** Exercise material follows **
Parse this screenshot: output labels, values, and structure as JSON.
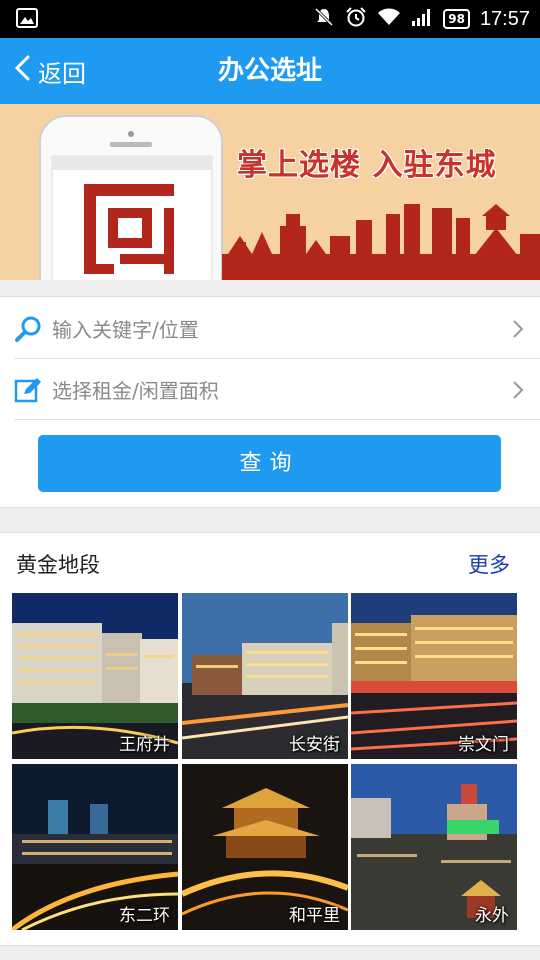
{
  "status_bar": {
    "time": "17:57",
    "battery": "98"
  },
  "header": {
    "back_label": "返回",
    "title": "办公选址"
  },
  "banner": {
    "slogan": "掌上选楼  入驻东城"
  },
  "search": {
    "keyword_placeholder": "输入关键字/位置",
    "filter_placeholder": "选择租金/闲置面积",
    "query_label": "查询"
  },
  "golden": {
    "title": "黄金地段",
    "more_label": "更多",
    "tiles": [
      {
        "label": "王府井"
      },
      {
        "label": "长安街"
      },
      {
        "label": "崇文门"
      },
      {
        "label": "东二环"
      },
      {
        "label": "和平里"
      },
      {
        "label": "永外"
      }
    ]
  },
  "colors": {
    "primary": "#1e9af0",
    "more_link": "#1a3da8",
    "banner_bg": "#f6d2a2",
    "banner_red": "#b3261e"
  },
  "icons": [
    "image-icon",
    "mute-icon",
    "alarm-icon",
    "wifi-icon",
    "signal-icon",
    "battery-icon",
    "back-chevron-icon",
    "search-icon",
    "edit-icon",
    "chevron-right-icon"
  ]
}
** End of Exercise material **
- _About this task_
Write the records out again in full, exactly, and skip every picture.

- _Solution for this exercise_
Parse this screenshot: output labels, values, and structure as JSON.
{
  "status_bar": {
    "time": "17:57",
    "battery": "98"
  },
  "header": {
    "back_label": "返回",
    "title": "办公选址"
  },
  "banner": {
    "slogan": "掌上选楼  入驻东城"
  },
  "search": {
    "keyword_placeholder": "输入关键字/位置",
    "filter_placeholder": "选择租金/闲置面积",
    "query_label": "查询"
  },
  "golden": {
    "title": "黄金地段",
    "more_label": "更多",
    "tiles": [
      {
        "label": "王府井"
      },
      {
        "label": "长安街"
      },
      {
        "label": "崇文门"
      },
      {
        "label": "东二环"
      },
      {
        "label": "和平里"
      },
      {
        "label": "永外"
      }
    ]
  },
  "colors": {
    "primary": "#1e9af0",
    "more_link": "#1a3da8",
    "banner_bg": "#f6d2a2",
    "banner_red": "#b3261e"
  },
  "icons": [
    "image-icon",
    "mute-icon",
    "alarm-icon",
    "wifi-icon",
    "signal-icon",
    "battery-icon",
    "back-chevron-icon",
    "search-icon",
    "edit-icon",
    "chevron-right-icon"
  ]
}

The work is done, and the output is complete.